Gary shook his head, staring at the ground. ‘No. No it can’t be true. Ten years? Am I really…’ His voice disappeared in sobs.

‘Dead? Oh yes, you’re really dead. Your family came regularly to sit in vigil by your grave here, but I saw to that. Your father was easily distracted by booze and cheap women. It was surprisingly easy to destroy what remained of your happy family, broken with grief as they were.’

Gary looked up into those hideous, rheumy eyes. ‘No. No, that can’t be true.’

‘Oh, it’s true. Your mother’s grave is right there. She lasted a few years before opening her veins in a bath of hot water. Her life flooded out as she decried the cruel universe that had taken her son and destroyed her marriage. Cruel universe, indeed. I did laugh as I watched her die.’

Gary couldn’t speak, incomprehensible sounds stuttering from his throat as he read the words carved into the tombstone beside his.
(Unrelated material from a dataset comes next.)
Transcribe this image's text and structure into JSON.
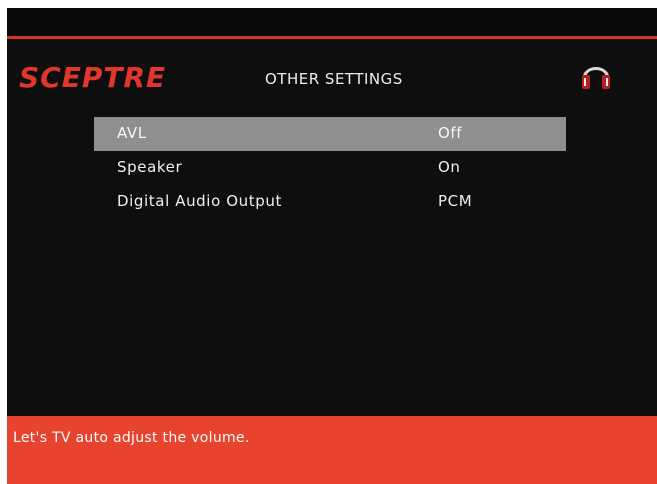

Felicia Feldman
Much loved wife and mother
Now in Jesus hands

His knees turned to water and he fell to the grass between his grave and his mother’s. He shook his head, sobbing in confusion, terror, grief. It couldn’t be true.

‘I’m still working on breaking your father,’ Pilkins said matter-of-factly. ‘It was easy to destroy everything around him, but he’s surprisingly resilient. His grave will be here by the next time we meet, though, you can rest assured of that.’

‘Next time?’

‘Oh, yes.’ Pilkins surged forward, grabbing Gary by the face, those cold, sharp fingers pointing into his eyes again. ‘Next time. In ten years. And every ten years after that. You’ll die again and again, and every time, right before I kill you, I’ll show you what else about your life I’ve destroyed. Your sister is pregnant, by the way.’

In a blur of white those frozen fingers shot forward, lightning agony lancing through Gary’s brain as his scream tore at his eardrums and everything went black.